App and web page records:
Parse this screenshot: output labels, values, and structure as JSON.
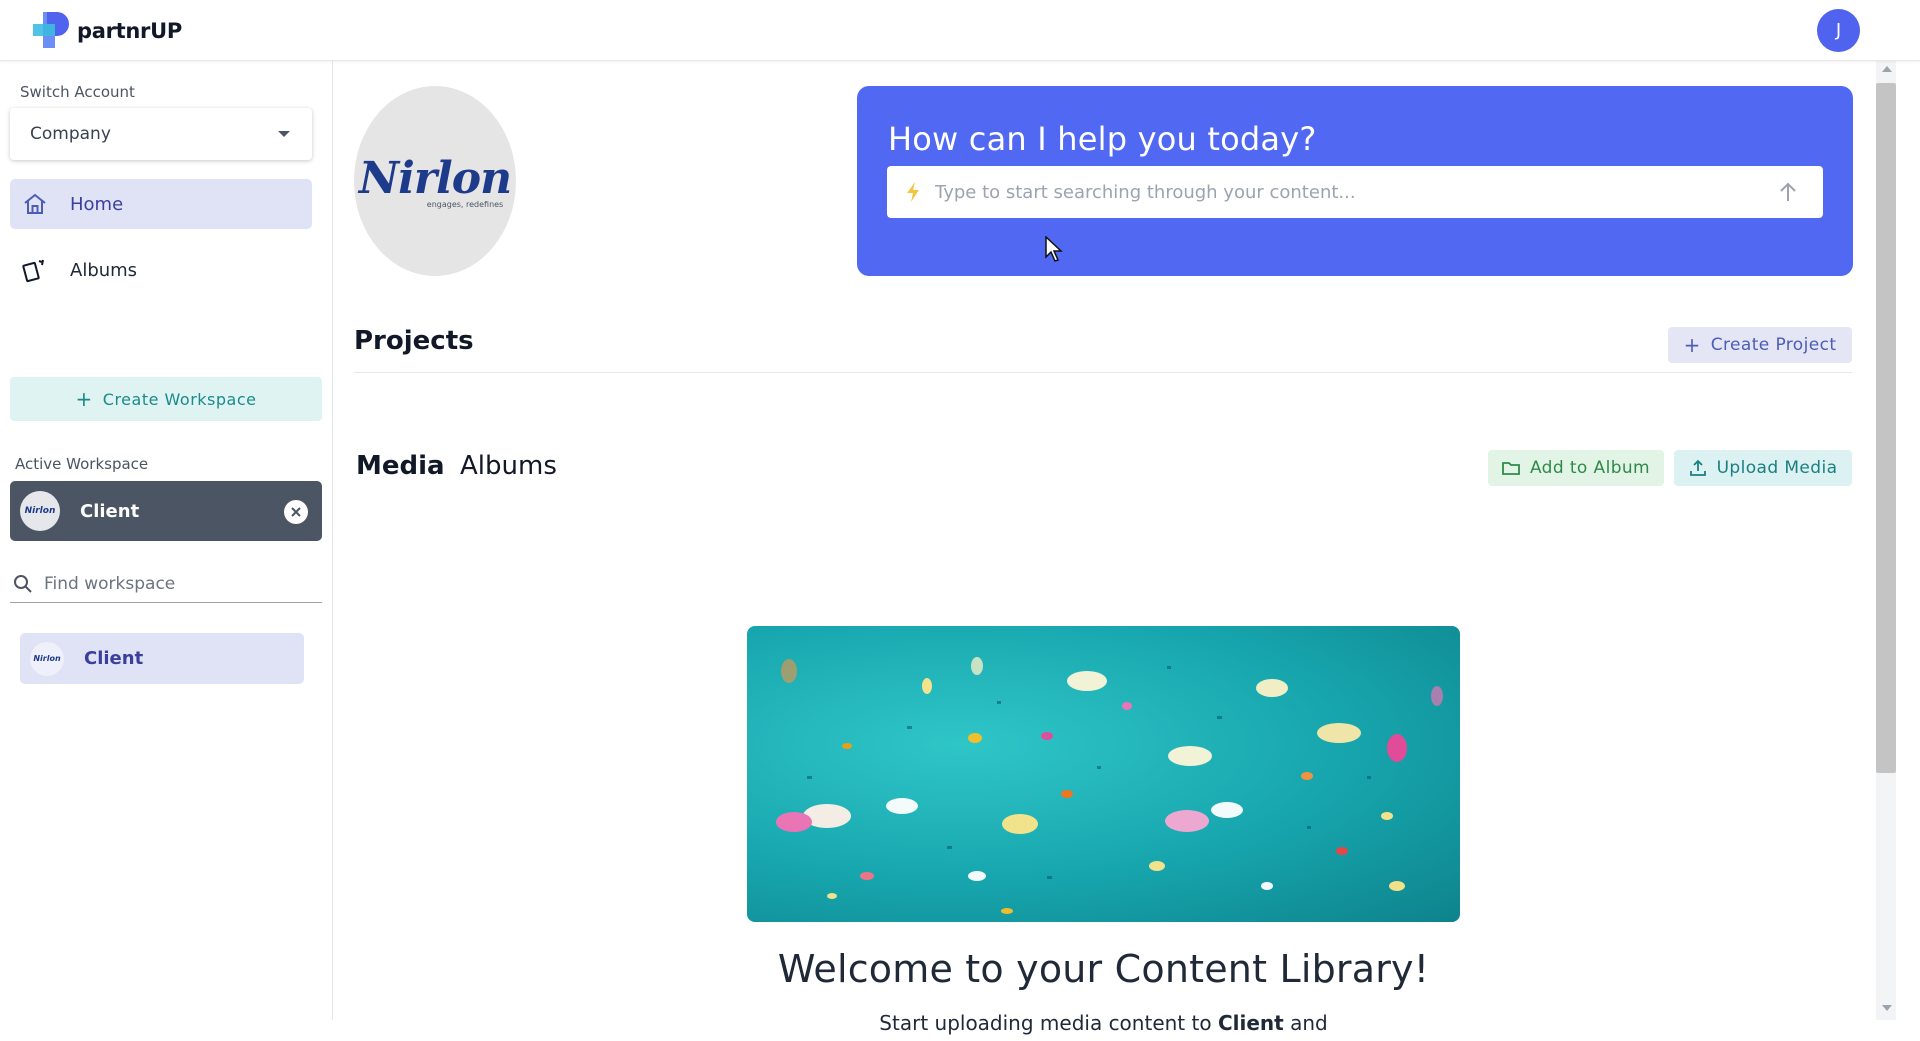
{
  "app": {
    "name": "partnrUP",
    "user_initial": "J"
  },
  "sidebar": {
    "switch_account_label": "Switch Account",
    "account_select": "Company",
    "nav": [
      {
        "label": "Home",
        "icon": "home-icon",
        "active": true
      },
      {
        "label": "Albums",
        "icon": "albums-icon",
        "active": false
      }
    ],
    "create_workspace_label": "Create Workspace",
    "active_workspace_label": "Active Workspace",
    "active_workspace_name": "Client",
    "find_workspace_placeholder": "Find workspace",
    "workspace_list": [
      {
        "name": "Client"
      }
    ]
  },
  "main": {
    "company_logo_text": "Nirlon",
    "company_logo_tagline": "engages, redefines",
    "help": {
      "title": "How can I help you today?",
      "search_placeholder": "Type to start searching through your content..."
    },
    "projects": {
      "title": "Projects",
      "create_label": "Create Project"
    },
    "tabs": [
      {
        "label": "Media",
        "active": true
      },
      {
        "label": "Albums",
        "active": false
      }
    ],
    "add_to_album_label": "Add to Album",
    "upload_media_label": "Upload Media",
    "welcome_title": "Welcome to your Content Library!",
    "welcome_subtitle_prefix": "Start uploading media content to",
    "welcome_subtitle_workspace": "Client",
    "welcome_subtitle_suffix": "and"
  },
  "colors": {
    "brand_blue": "#5068f2",
    "teal": "#1b8a8a",
    "active_nav_bg": "#e0e2f6",
    "active_workspace_bg": "#4b5563"
  }
}
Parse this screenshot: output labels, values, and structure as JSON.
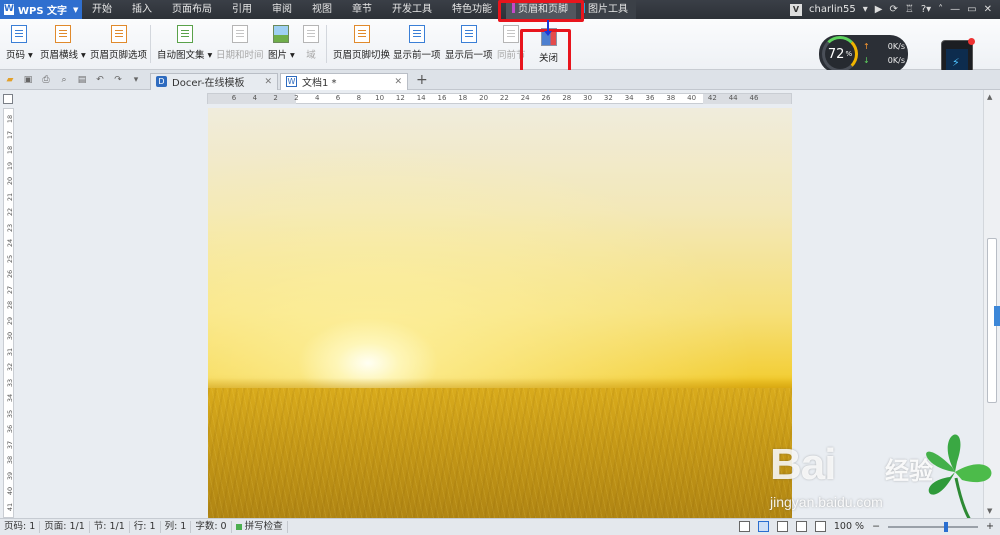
{
  "app": {
    "name": "WPS 文字"
  },
  "menu": {
    "tabs": [
      "开始",
      "插入",
      "页面布局",
      "引用",
      "审阅",
      "视图",
      "章节",
      "开发工具",
      "特色功能"
    ],
    "context_tabs": {
      "header_footer": "页眉和页脚",
      "picture_tools": "图片工具"
    }
  },
  "account": {
    "username": "charlin55"
  },
  "ribbon": {
    "page_number": "页码",
    "header_line": "页眉横线",
    "header_footer_options": "页眉页脚选项",
    "auto_text": "自动图文集",
    "date_time": "日期和时间",
    "picture": "图片",
    "field": "域",
    "switch_header_footer": "页眉页脚切换",
    "show_previous": "显示前一项",
    "show_next": "显示后一项",
    "same_as_previous": "同前节",
    "close": "关闭"
  },
  "speed_widget": {
    "percent": "72",
    "percent_unit": "%",
    "upload": "0K/s",
    "download": "0K/s"
  },
  "doc_tabs": [
    {
      "label": "Docer-在线模板"
    },
    {
      "label": "文档1 *"
    }
  ],
  "ruler": {
    "horizontal": [
      "6",
      "4",
      "2",
      "2",
      "4",
      "6",
      "8",
      "10",
      "12",
      "14",
      "16",
      "18",
      "20",
      "22",
      "24",
      "26",
      "28",
      "30",
      "32",
      "34",
      "36",
      "38",
      "40",
      "42",
      "44",
      "46"
    ],
    "vertical": [
      "18",
      "17",
      "18",
      "19",
      "20",
      "21",
      "22",
      "23",
      "24",
      "25",
      "26",
      "27",
      "28",
      "29",
      "30",
      "31",
      "32",
      "33",
      "34",
      "35",
      "36",
      "37",
      "38",
      "39",
      "40",
      "41",
      "42"
    ]
  },
  "status": {
    "page_num": "页码: 1",
    "page": "页面: 1/1",
    "section": "节: 1/1",
    "row": "行: 1",
    "col": "列: 1",
    "word_count": "字数: 0",
    "spell_check": "拼写检查",
    "zoom": "100 %",
    "zoom_level": 1.0
  },
  "watermark": {
    "logo": "Bai",
    "logo_cn": "经验",
    "url": "jingyan.baidu.com"
  },
  "colors": {
    "accent": "#2f6fcf",
    "highlight": "#e8151d",
    "arrow": "#1a3ad6"
  }
}
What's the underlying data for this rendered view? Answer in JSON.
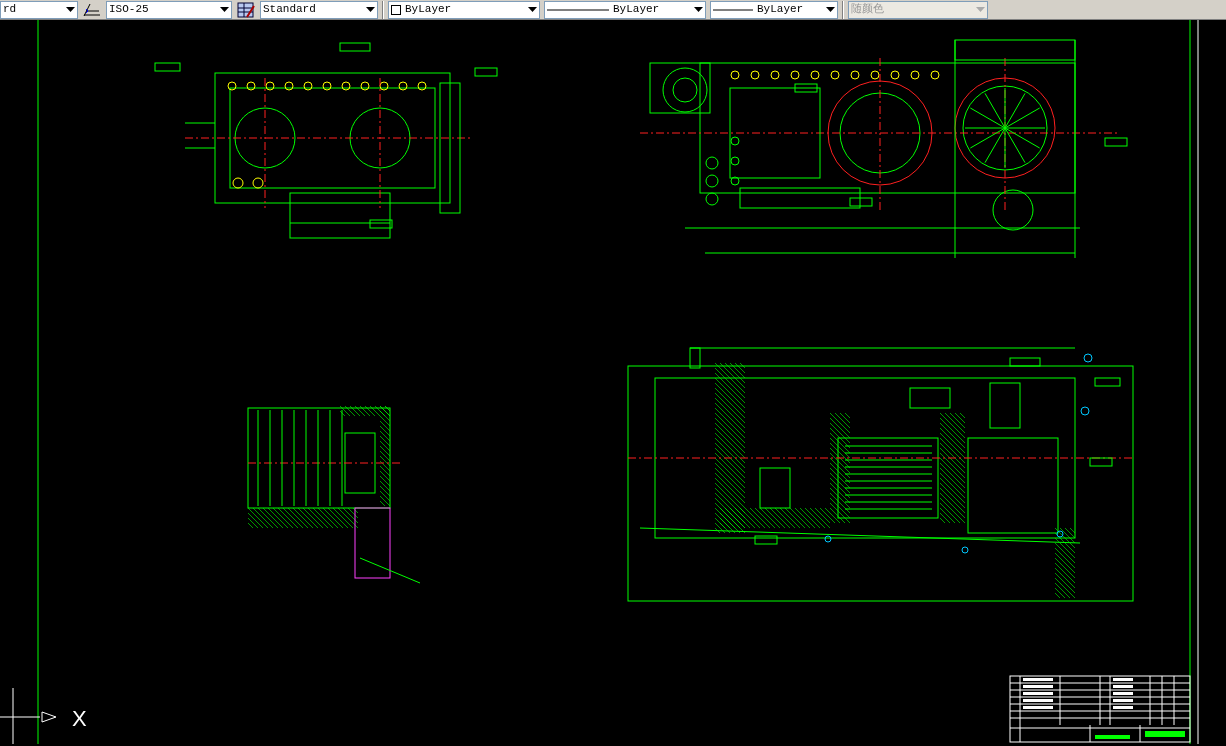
{
  "toolbar": {
    "combos": [
      {
        "kind": "plain",
        "text": "rd",
        "disabled": false
      },
      {
        "kind": "dim-style",
        "text": "ISO-25",
        "disabled": false
      },
      {
        "kind": "table-style",
        "text": "Standard",
        "disabled": false
      },
      {
        "kind": "color",
        "text": "ByLayer",
        "disabled": false
      },
      {
        "kind": "linetype",
        "text": "ByLayer",
        "disabled": false
      },
      {
        "kind": "lineweight",
        "text": "ByLayer",
        "disabled": false
      },
      {
        "kind": "plot-style",
        "text": "随颜色",
        "disabled": true
      }
    ]
  },
  "canvas": {
    "ucs_axis_label": "X"
  }
}
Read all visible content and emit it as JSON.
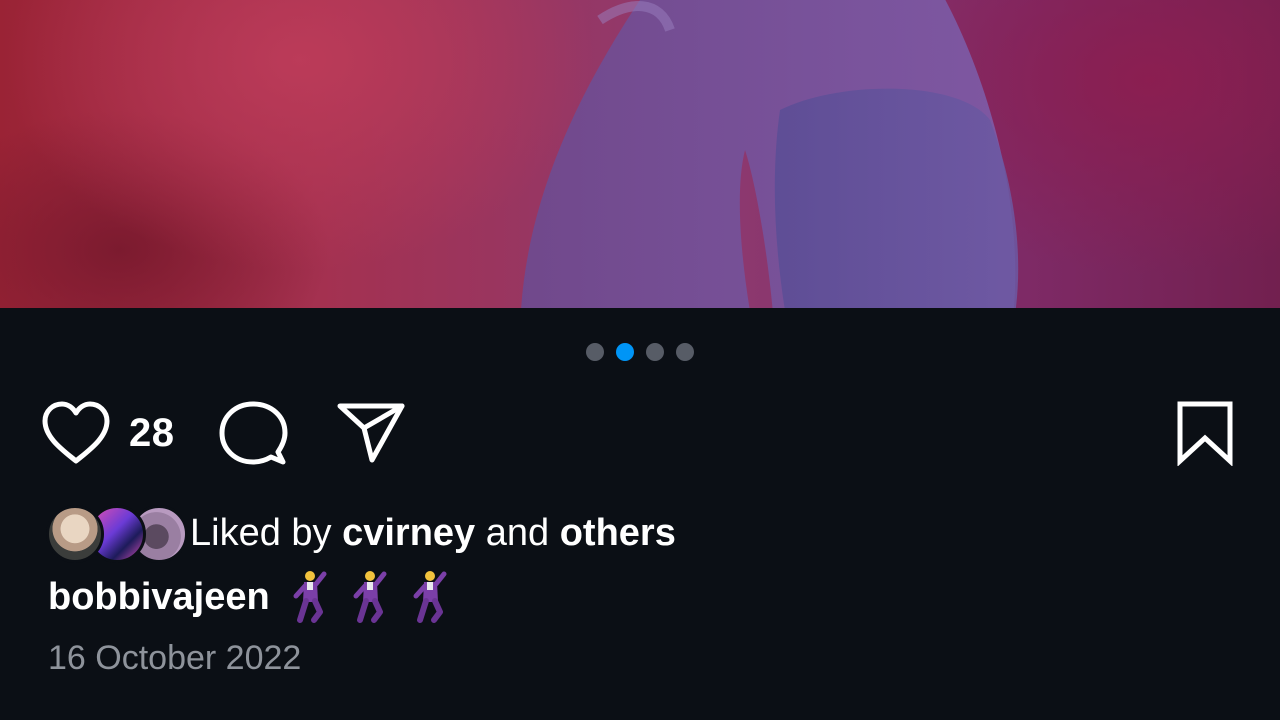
{
  "post": {
    "media": {
      "image_name": "photo-image",
      "pagination": {
        "count": 4,
        "active_index": 1
      }
    },
    "actions": {
      "like_icon": "heart-icon",
      "like_count": "28",
      "comment_icon": "comment-bubble-icon",
      "share_icon": "paper-plane-icon",
      "save_icon": "bookmark-icon"
    },
    "likes": {
      "prefix": "Liked by ",
      "user": "cvirney",
      "middle": " and ",
      "others": "others"
    },
    "caption": {
      "username": "bobbivajeen",
      "emoji": [
        "🕺",
        "🕺",
        "🕺"
      ]
    },
    "date": "16 October 2022"
  },
  "colors": {
    "background": "#0b0f15",
    "active_dot": "#0095f6",
    "inactive_dot": "#575c66",
    "date_text": "#8e939b"
  }
}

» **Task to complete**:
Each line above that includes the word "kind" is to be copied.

» **Answer for the task**:
        "kind": "plain",
        "kind": "dim-style",
        "kind": "table-style",
        "kind": "color",
        "kind": "linetype",
        "kind": "lineweight",
        "kind": "plot-style",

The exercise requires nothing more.